**Prompt:** This task requires every entry to be set down again exactly.

::: Raw data

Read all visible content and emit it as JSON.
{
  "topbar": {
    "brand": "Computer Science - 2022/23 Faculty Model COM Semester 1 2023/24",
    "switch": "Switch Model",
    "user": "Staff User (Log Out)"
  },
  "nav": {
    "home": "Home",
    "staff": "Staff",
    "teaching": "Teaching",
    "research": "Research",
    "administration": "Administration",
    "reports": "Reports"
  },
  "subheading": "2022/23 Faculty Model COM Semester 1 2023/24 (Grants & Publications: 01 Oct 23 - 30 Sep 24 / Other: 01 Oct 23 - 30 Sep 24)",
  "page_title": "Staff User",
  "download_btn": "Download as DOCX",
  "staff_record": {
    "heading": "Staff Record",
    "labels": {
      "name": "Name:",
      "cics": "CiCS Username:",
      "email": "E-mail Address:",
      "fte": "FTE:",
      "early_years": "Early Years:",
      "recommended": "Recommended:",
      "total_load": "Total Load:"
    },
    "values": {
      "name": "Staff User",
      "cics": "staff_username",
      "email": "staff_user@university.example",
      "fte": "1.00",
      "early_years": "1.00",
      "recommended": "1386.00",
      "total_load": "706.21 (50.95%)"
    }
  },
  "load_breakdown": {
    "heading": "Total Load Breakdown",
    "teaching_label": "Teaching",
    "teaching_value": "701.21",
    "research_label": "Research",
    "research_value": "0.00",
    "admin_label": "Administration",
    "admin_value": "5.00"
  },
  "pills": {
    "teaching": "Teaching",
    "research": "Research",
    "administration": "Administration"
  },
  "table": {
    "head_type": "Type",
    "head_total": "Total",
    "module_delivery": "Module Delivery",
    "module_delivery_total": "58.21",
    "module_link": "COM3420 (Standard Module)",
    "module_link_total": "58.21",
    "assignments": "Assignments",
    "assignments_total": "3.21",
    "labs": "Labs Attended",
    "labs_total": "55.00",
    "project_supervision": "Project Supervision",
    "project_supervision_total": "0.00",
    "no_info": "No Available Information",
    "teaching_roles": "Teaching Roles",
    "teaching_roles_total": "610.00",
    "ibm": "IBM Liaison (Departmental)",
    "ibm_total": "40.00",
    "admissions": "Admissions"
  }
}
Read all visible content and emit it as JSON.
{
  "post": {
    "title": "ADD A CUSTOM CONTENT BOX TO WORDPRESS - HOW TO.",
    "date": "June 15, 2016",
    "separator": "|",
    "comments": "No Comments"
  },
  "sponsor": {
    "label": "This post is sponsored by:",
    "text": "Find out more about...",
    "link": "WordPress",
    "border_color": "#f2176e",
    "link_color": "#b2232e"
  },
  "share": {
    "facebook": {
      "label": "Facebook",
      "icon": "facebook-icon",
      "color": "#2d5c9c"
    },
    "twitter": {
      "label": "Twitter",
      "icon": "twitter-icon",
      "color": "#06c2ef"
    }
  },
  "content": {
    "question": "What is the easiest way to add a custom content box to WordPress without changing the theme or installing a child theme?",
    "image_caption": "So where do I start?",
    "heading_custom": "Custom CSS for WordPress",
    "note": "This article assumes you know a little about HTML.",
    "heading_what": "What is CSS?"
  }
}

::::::

**Solution to the problem:**
Read all visible content and emit it as JSON.
{
  "topbar": {
    "brand": "Computer Science - 2022/23 Faculty Model COM Semester 1 2023/24",
    "switch": "Switch Model",
    "user": "Staff User (Log Out)"
  },
  "nav": {
    "home": "Home",
    "staff": "Staff",
    "teaching": "Teaching",
    "research": "Research",
    "administration": "Administration",
    "reports": "Reports"
  },
  "subheading": "2022/23 Faculty Model COM Semester 1 2023/24 (Grants & Publications: 01 Oct 23 - 30 Sep 24 / Other: 01 Oct 23 - 30 Sep 24)",
  "page_title": "Staff User",
  "download_btn": "Download as DOCX",
  "staff_record": {
    "heading": "Staff Record",
    "labels": {
      "name": "Name:",
      "cics": "CiCS Username:",
      "email": "E-mail Address:",
      "fte": "FTE:",
      "early_years": "Early Years:",
      "recommended": "Recommended:",
      "total_load": "Total Load:"
    },
    "values": {
      "name": "Staff User",
      "cics": "staff_username",
      "email": "staff_user@university.example",
      "fte": "1.00",
      "early_years": "1.00",
      "recommended": "1386.00",
      "total_load": "706.21 (50.95%)"
    }
  },
  "load_breakdown": {
    "heading": "Total Load Breakdown",
    "teaching_label": "Teaching",
    "teaching_value": "701.21",
    "research_label": "Research",
    "research_value": "0.00",
    "admin_label": "Administration",
    "admin_value": "5.00"
  },
  "pills": {
    "teaching": "Teaching",
    "research": "Research",
    "administration": "Administration"
  },
  "table": {
    "head_type": "Type",
    "head_total": "Total",
    "module_delivery": "Module Delivery",
    "module_delivery_total": "58.21",
    "module_link": "COM3420 (Standard Module)",
    "module_link_total": "58.21",
    "assignments": "Assignments",
    "assignments_total": "3.21",
    "labs": "Labs Attended",
    "labs_total": "55.00",
    "project_supervision": "Project Supervision",
    "project_supervision_total": "0.00",
    "no_info": "No Available Information",
    "teaching_roles": "Teaching Roles",
    "teaching_roles_total": "610.00",
    "ibm": "IBM Liaison (Departmental)",
    "ibm_total": "40.00",
    "admissions": "Admissions"
  }
}
Read all visible content and emit it as JSON.
{
  "post": {
    "title": "ADD A CUSTOM CONTENT BOX TO WORDPRESS - HOW TO.",
    "date": "June 15, 2016",
    "separator": "|",
    "comments": "No Comments"
  },
  "sponsor": {
    "label": "This post is sponsored by:",
    "text": "Find out more about...",
    "link": "WordPress",
    "border_color": "#f2176e",
    "link_color": "#b2232e"
  },
  "share": {
    "facebook": {
      "label": "Facebook",
      "icon": "facebook-icon",
      "color": "#2d5c9c"
    },
    "twitter": {
      "label": "Twitter",
      "icon": "twitter-icon",
      "color": "#06c2ef"
    }
  },
  "content": {
    "question": "What is the easiest way to add a custom content box to WordPress without changing the theme or installing a child theme?",
    "image_caption": "So where do I start?",
    "heading_custom": "Custom CSS for WordPress",
    "note": "This article assumes you know a little about HTML.",
    "heading_what": "What is CSS?"
  }
}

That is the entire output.